... yet, if something is THAT popular, you don't question it like you would so much else.
Well, I don't know how to follow this because there is a lot that is worthy of discussion that hits on point and goes deeper, but I will try because I know there is more to talk about.
With Gone With The Wind (1939), if the Code didn't exist, I would still like to see Clark Gable as Rhett and Vivien Leigh as Scarlett O'Hara, but I would like to see them make love after he carries her up the stairs. Even if it's period sex. The original film got away with a lot of skin visibility, but that chemistry was fabulous and sometimes, when I see a classic movie kiss, I do wonder considering the classic move star sex lives we know of with accuracy (particularly the heterosexual ones), why are we left to our imaginations. I think classic movie stars were capable of doing on screen what is now called "cinema sex."

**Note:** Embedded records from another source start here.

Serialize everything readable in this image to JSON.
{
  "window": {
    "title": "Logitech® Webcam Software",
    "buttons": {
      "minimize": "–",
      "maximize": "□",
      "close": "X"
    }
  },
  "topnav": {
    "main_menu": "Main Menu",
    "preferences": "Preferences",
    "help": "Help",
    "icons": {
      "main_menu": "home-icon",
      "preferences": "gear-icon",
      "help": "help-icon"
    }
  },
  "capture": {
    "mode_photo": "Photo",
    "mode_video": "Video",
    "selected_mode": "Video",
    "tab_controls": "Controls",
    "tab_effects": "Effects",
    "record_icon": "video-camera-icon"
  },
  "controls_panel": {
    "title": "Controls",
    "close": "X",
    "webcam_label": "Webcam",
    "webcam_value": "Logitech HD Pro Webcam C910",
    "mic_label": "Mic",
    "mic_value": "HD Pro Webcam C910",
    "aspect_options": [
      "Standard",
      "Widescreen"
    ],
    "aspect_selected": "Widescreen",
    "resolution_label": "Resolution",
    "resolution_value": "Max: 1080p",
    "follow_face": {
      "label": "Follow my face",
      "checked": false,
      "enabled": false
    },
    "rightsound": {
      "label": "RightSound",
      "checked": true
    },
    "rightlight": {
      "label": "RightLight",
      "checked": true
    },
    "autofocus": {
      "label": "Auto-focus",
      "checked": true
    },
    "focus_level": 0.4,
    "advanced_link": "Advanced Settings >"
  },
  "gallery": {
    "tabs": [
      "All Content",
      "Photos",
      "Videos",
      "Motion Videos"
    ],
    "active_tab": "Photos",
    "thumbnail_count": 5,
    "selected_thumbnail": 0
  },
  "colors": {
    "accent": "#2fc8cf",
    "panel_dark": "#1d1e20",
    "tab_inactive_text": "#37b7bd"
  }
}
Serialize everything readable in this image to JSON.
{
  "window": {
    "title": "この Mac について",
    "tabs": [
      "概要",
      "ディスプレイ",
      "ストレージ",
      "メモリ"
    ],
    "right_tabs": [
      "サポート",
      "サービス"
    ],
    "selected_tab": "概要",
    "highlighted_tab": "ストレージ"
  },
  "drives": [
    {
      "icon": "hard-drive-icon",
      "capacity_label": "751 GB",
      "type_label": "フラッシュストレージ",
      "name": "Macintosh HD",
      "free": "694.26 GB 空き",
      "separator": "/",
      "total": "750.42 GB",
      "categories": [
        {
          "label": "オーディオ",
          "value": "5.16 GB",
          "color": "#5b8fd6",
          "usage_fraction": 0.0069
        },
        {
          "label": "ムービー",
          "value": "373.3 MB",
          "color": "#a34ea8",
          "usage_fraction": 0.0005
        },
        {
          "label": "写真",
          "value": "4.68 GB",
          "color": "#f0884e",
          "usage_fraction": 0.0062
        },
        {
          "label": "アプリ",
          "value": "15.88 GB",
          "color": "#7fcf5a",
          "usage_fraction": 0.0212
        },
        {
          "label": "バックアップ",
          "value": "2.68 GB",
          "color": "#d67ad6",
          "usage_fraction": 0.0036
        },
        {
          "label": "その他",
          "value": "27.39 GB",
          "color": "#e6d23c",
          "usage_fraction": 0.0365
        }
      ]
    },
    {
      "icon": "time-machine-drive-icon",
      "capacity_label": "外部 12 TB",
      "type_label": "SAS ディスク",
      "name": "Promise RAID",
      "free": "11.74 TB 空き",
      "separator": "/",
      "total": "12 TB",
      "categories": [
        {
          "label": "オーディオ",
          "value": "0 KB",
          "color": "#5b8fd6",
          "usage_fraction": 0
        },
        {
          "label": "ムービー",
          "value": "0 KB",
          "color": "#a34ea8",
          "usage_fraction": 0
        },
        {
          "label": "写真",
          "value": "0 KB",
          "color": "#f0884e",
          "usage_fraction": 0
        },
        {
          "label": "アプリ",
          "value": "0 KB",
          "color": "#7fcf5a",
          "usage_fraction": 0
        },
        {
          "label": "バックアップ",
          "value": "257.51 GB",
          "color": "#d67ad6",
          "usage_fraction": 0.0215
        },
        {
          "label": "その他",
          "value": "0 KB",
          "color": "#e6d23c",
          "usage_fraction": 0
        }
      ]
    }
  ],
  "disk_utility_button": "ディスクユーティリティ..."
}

With It's A Wonderful Life (1946) Capra got away with showing husband and wife sharing a bed and James Stewart's George Bailey not having his feet on the floor on the bed as he kisses Donna Reed's Mary Hatch Bailey. Not that I have pictured a James Stewart's sex scene immediately, but that's the only other film made during the Reinforcement Period that I would have liked to see more "exceptions" so to speak.